Successful, long-term relationships are built on a willingness to see through the hard times together, such as a dreaded sex drought, Jared says. “Studies on what makes a successful relationship have shown that if you’re prepared to get creative in your partnership and work through those periods of disconnect and crisis - that’s what really makes a relationship great.” NB: Jared warns against jumping ship when faced with a sex drought, for fear of only facing the “same challenges, but of a different flavour,” with a new partner, later down the track. He also stresses the importance of men (and women) not blaming their partners and instead taking responsibility for how they’re contributing to a sexual hiatus. “If you keep coming on really strong to your partner, it can feel really overwhelming, like you’re only interested in sex - like you just want her body, rather than being interested in her as a person and what she’s going through.”
Channel the sexual frustration/energy
Sex droughts are a powerful opportunity for self-development, Jared enthuses. “Do some work on developing your own interests and attractiveness - learn to channel that sexual frustration and energy into other areas of your life, like sport, hobbies, exercise or even your work, if you enjoy it,” he says. In addition, Jared says it’s crucial we don’t see our desires as a problem. “A lot of guys see desire as something that has to be solved and sated really quickly. If you can actually get in touch with desire and own it - desiring someone is one of the most incredibly powerfully alive feelings - you can rewire yourself and learn to channel that energy and desire into something different, which will only benefit both yourself and your relationship.” What’s more, exercise and working up a sweat is just one great way to get a good dopamine hit when you’re sex-starved, Jared says. Sure, it’s not the same, but it may help to scratch that itch.
Good connection is everything

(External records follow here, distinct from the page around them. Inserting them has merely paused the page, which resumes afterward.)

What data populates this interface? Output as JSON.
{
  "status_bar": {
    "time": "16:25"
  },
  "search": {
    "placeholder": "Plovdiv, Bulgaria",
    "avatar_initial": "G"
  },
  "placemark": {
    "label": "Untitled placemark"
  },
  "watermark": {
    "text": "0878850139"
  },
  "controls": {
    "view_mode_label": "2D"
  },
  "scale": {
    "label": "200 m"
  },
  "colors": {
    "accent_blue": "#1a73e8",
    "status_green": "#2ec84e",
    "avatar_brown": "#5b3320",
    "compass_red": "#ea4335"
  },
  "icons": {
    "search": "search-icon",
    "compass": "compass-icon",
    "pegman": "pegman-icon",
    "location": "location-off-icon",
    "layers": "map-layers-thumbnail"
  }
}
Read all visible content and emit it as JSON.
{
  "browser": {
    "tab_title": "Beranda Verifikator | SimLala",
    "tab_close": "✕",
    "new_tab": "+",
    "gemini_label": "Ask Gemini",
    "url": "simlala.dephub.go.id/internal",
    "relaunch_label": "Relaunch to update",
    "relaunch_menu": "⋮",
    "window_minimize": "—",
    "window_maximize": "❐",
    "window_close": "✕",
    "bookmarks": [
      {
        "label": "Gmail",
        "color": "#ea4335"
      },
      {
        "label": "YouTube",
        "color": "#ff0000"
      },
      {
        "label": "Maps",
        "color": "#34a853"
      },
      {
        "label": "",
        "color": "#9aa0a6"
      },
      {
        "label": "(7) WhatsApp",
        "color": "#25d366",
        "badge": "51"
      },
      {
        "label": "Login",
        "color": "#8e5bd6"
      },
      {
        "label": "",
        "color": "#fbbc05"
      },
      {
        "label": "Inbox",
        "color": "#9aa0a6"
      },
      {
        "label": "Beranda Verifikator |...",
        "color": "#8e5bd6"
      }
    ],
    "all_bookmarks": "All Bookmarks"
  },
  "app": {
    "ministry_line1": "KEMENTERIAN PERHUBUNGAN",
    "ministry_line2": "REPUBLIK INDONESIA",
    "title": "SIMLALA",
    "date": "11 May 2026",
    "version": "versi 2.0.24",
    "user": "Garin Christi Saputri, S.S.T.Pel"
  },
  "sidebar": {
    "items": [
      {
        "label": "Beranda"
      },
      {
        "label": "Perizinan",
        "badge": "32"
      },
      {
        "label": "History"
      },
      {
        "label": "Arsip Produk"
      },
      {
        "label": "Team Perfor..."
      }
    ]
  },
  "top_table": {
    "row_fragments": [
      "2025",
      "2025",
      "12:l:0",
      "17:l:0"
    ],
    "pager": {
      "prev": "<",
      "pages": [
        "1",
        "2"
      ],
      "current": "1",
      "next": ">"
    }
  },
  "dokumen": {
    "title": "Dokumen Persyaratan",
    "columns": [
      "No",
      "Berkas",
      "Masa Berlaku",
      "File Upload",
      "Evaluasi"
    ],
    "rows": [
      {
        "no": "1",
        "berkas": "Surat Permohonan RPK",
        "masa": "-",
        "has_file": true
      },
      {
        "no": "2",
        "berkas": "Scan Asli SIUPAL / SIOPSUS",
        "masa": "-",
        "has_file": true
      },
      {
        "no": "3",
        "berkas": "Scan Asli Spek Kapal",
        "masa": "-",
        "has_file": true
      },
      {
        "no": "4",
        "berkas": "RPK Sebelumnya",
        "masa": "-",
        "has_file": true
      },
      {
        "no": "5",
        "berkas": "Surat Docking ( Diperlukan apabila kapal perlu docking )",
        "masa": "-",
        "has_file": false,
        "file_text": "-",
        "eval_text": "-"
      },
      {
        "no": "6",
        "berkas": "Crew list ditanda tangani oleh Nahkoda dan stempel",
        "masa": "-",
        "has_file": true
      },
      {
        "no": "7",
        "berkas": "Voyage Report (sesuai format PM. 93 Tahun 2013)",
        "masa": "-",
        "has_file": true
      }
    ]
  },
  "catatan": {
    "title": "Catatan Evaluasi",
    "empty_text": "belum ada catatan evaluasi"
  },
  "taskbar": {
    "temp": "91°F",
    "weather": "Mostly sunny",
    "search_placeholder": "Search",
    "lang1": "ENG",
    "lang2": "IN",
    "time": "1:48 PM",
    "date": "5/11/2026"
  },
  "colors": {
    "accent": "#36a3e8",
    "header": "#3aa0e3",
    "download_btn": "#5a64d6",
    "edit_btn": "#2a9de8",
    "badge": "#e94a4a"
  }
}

Guys, look at this recent horrific example of how not to communicate in a relationship when experiencing intimacy issues - the episode of TV ratings hit Married At First Sight, when evil Anthony labelled his new “wife” as being “frigid” on national TV. “Calling someone frigid is definitely not the right approach,” Jared says, laughing. “Good sex comes from great connection - connection doesn’t come from sex - and good communication is a vitally important part of this.” Jared also urges couples to get real and stop buying into unrealistic sexual ideals. So, guys that means letting go of your porn addictions, and girls, that means losing your Disney obsession, fast! “My advice to couples is to really focus on the connection, rather than just focusing on sex. If sex isn’t happening, look at what else is up - check that your partner is feeling truly desired and loved. If there’s a really good connection, then sex will happen. And messy, complex people are far sexier and more interesting than Hollywood ideals.”

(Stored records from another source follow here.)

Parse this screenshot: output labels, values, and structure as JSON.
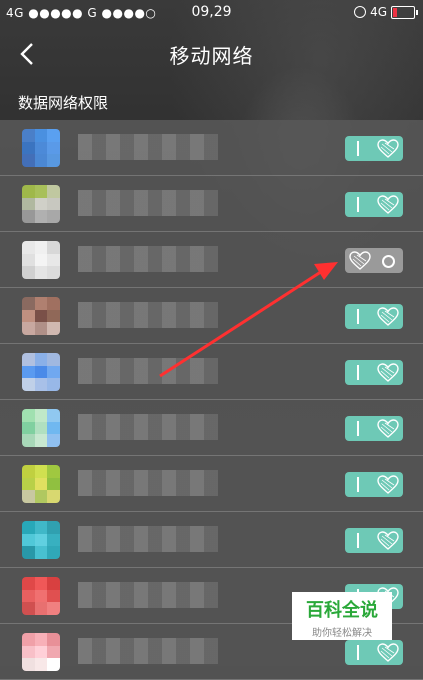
{
  "status_bar": {
    "left": "4G ●●●●● G ●●●●○",
    "time": "09,29",
    "network": "4G"
  },
  "nav": {
    "title": "移动网络"
  },
  "section": {
    "header": "数据网络权限"
  },
  "apps": [
    {
      "name": "",
      "enabled": true,
      "colors": [
        "#4a7fc8",
        "#4a90e0",
        "#5aa0f0",
        "#3b74c0",
        "#4c8ad8",
        "#5a9ae8",
        "#436fb8",
        "#4b88d4",
        "#5898e0"
      ]
    },
    {
      "name": "",
      "enabled": true,
      "colors": [
        "#9fb84a",
        "#a8c05a",
        "#c0c8a0",
        "#b0b8a0",
        "#d0d0c8",
        "#c8c8c0",
        "#989898",
        "#b0b0b0",
        "#a8a8a8"
      ]
    },
    {
      "name": "",
      "enabled": false,
      "colors": [
        "#e8e8e8",
        "#f0f0f0",
        "#d8d8d8",
        "#e0e0e0",
        "#f4f4f4",
        "#e8e8e8",
        "#d0d0d0",
        "#e4e4e4",
        "#dcdcdc"
      ]
    },
    {
      "name": "",
      "enabled": true,
      "colors": [
        "#8a6a60",
        "#b08070",
        "#a07060",
        "#c09080",
        "#7a5048",
        "#906858",
        "#c8a8a0",
        "#b09088",
        "#d0b8b0"
      ]
    },
    {
      "name": "",
      "enabled": true,
      "colors": [
        "#b0c0e0",
        "#8ab0e8",
        "#a0b8e0",
        "#5a9af0",
        "#4a8ae8",
        "#70a8f0",
        "#c0d0e8",
        "#a8c0e8",
        "#98b8e8"
      ]
    },
    {
      "name": "",
      "enabled": true,
      "colors": [
        "#a0e0b0",
        "#c0e8c8",
        "#90c8f0",
        "#80d0a0",
        "#b0e0c0",
        "#70b8f0",
        "#a8d8b8",
        "#c8e8d0",
        "#90c0f0"
      ]
    },
    {
      "name": "",
      "enabled": true,
      "colors": [
        "#c0d040",
        "#d0e050",
        "#a0c840",
        "#b8d048",
        "#e0e060",
        "#90c040",
        "#c8c8a0",
        "#b0c860",
        "#d8d870"
      ]
    },
    {
      "name": "",
      "enabled": true,
      "colors": [
        "#28a8b8",
        "#40b8c8",
        "#30a0b0",
        "#50c8d8",
        "#60d0e0",
        "#38b0c0",
        "#2898a8",
        "#48c0d0",
        "#30a8b8"
      ]
    },
    {
      "name": "",
      "enabled": true,
      "colors": [
        "#e04848",
        "#f05858",
        "#d84040",
        "#e86060",
        "#f07070",
        "#e05050",
        "#d05050",
        "#e87070",
        "#f08080"
      ]
    },
    {
      "name": "",
      "enabled": true,
      "colors": [
        "#f0a0a8",
        "#f8b0b8",
        "#e89098",
        "#f8c0c8",
        "#ffd0d8",
        "#f0a8b0",
        "#f0e0e0",
        "#f8e8e8",
        "#ffffff"
      ]
    }
  ],
  "watermark": {
    "brand": "百科全说",
    "slogan": "助你轻松解决"
  },
  "colors": {
    "toggle_on": "#6ec9b6",
    "toggle_off": "#9a9a9a",
    "annotation_arrow": "#ff3030"
  }
}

Jared’s bonus lovemaking tip: do your homework, via sexy reading to get you in the boudoir. Check out The Five Love Languages and Passionate Marriage: Keeping Love and Intimacy Alive in Committed Relationships.